Let me guess at your answer. You don’t need to listen to him. You’ve heard enough to know he’s a) racist, b) hateful, c) stupid, d) merely an outrageous entertainer not to be taken seriously or e) all of the above.

Now let me tell you the real answer: You’re a lowdown, yellow-bellied, lily-livered intellectual coward. You’re terrified of finding out he makes more sense than you do.

I agree with him. Because if you are strong in what you believe listening to Rush (or reading Ann) will not change or convince you otherwise. The only reason many do not embrace  types in context is being afraid that they will make sense.

I know this is true because I am always excited that a new Ann Coulter book is out. I have shown certain people the book and they reel backward in hatred, like a cat who has been thrown in a bathtub. So I ask them “what book did you read of hers that let you to that conclusion?” … the response is predicable “I haven’t,  I just don’t like what she says, she is mean” … Sooo crazy, they don’t like the message only to turn around and say I haven’t really listened/read their message.

I like the challenge that he presents, let’s expand it.  You can either listen to Rush radio show (in its entirety) or read an Ann Coulter book (in its entirety).  Let me know if you can do that I will meet you at the table for some sane knitting and discussion.

Posted in Ann Coulter, Current Events, Politics, Rush Limbaugh | 6 Comments »

MUST READ: Townhall: Ken Blackwell … false conservative division

Posted by Reid on March 28, 2009

Conservatives’ False Division <–Read the whole thing!

Interesting perspective, and I combine this perspective with the GP Post and my subsequent reaction on “Equality”… this leads me to wonder why so many “types” of conservatives cannot stand together  when  the fundamental danger confronting us is our loss of freedom.

Social conservatives are scared of getting “sin” on them, some fiscal conservatives are scared to be associated with fanatical religious zealots, paleoconservatives are scared of progress and the list goes on… in the mean time, our government keeps growing and we lose more and more our ability to choose for ourselves. We are frustrated when people to not meet all the attributes of a checklist and we discount thoughts, ignore and push aside people that do not align exactly with our own lists (in short we act like liberals). But as the article points out:

The common enemy of all conservatives is the centrality of the state instead of the individual in our political system. All conservatives oppose elevating government to a place of reverence and esteem.

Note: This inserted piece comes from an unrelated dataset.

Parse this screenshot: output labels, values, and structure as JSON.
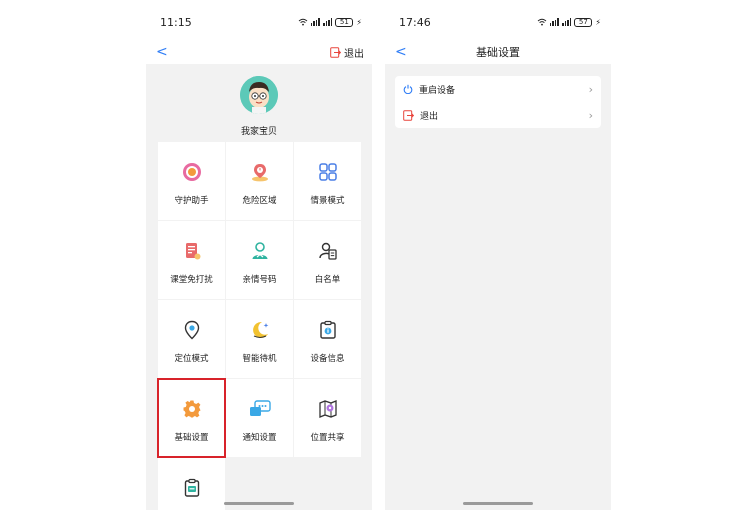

Government must be closely watched and carefully limited.

Why do we have troubles coming together on this? Why do we continue to fight each other on the “small” things and why do we keep letting liberals define who we are?? We need to quit and come together or we are just as much to blame for the dramatic left turn this country is going as Obama is.

Posted in Current Events, Politics | 2 Comments »

This is what the blizzard in Denver makes me do…

Posted by Reid on March 26, 2009

There is nothing like  a good reel to celebrate, it is how I am feeling about the snowstorm here in Denver. Even if the leak in my roof is not fixed yet 🙂 (Joys of being a home owner)

Anyone up for a snowball fight?

Posted in Uncategorized | 3 Comments »